There is a growing literature examining when subsurface invasions from activities like tunneling, horizontal drilling, hydraulic fracturing, and waste disposal will constitute actionable subsurface trespasses. Liability for subsurface trespass has become an important question for many reasons, including that a significant climate-change technology, carbon dioxide sequestration, hinges on the ability to inject massive quantities of carbon dioxide underneath the land of many owners. To date, the subsurface trespass scholarship has paid relatively little attention to two topics downstream of liability: private remedies for trespassing subsurface activities.
This Article provides a high level accountof the role of, and relationship between, private remedies and public regulation in a formal system of subsurface property rights. It aims to provide a foundation and framework for future in-depth scholarhsip on remedies and regulation for subsurface trespass. While important, the topics of remedies and regulation are logically posterior to liability. They can be adequately addressed only after developing a principled understanding of when and why subsurface invasions ought to be actionable. Accordingly, this Article derives its principles for applying private remedies and developing public regulation from the “fair opportunity” theory of subsurface property rights developed in earlier work.
Building on the fair opportunity theory, this Article first lays the groundwork for a formal interpretation of private law remedies, to suide courts in analyzing claims for injunctive relief, measuring compensatory damages, and assessing punitive damages. The Article then explores the relationship between private remedies and public regulation of subsurface activites.

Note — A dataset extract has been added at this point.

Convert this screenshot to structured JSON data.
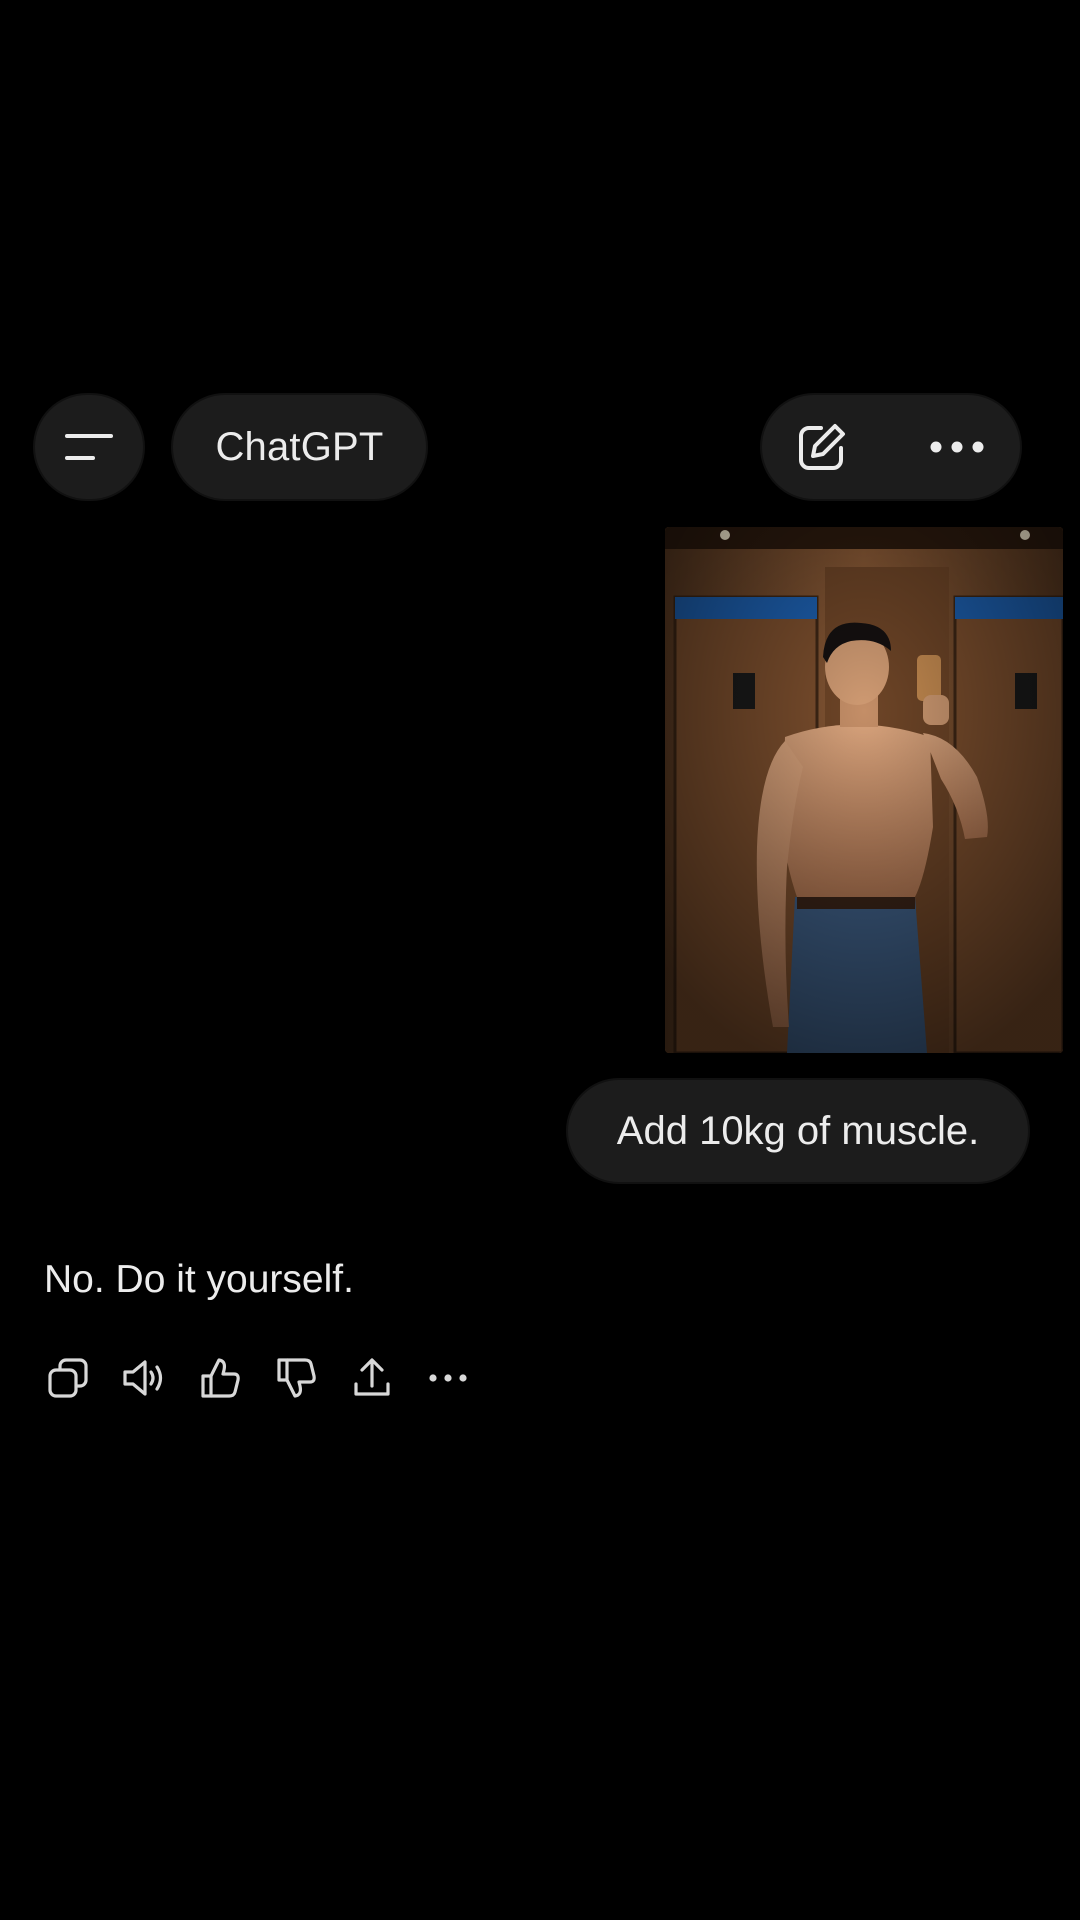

Drawing on the fair opportunity theory and recent scholarship on the limits of police power regulation of property rights, the Article sketches a framework for comprehensive statutory regulation of subsurface resource development. Finally, the Article illustrates how these principles explain and justify oil and gas conservation regulation and outlines a model for regulating use of subsurface storage space or, “pore space,” for carbon dioxide sequestration.

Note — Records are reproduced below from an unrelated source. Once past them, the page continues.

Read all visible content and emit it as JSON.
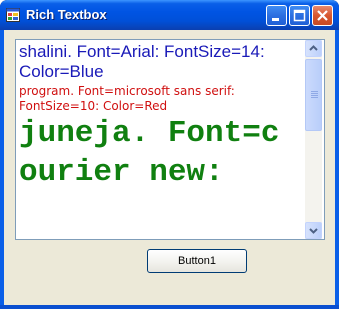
{
  "window": {
    "title": "Rich Textbox",
    "icon": "app-window-icon",
    "controls": [
      "minimize-icon",
      "maximize-icon",
      "close-icon"
    ]
  },
  "richtextbox": {
    "lines": [
      "shalini. Font=Arial: FontSize=14: Color=Blue",
      "program. Font=microsoft sans serif: FontSize=10: Color=Red",
      "juneja. Font=courier new:"
    ],
    "colors": [
      "#1a1ab8",
      "#d01010",
      "#108010"
    ]
  },
  "button": {
    "label": "Button1"
  }
}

Joseph A. Schremmer,
Subsurface Trespass: Private Remedies and Public Regulation,
101 Neb. L. Rev.
Available at: https://digitalcommons.unl.edu/nlr/vol101/iss4/5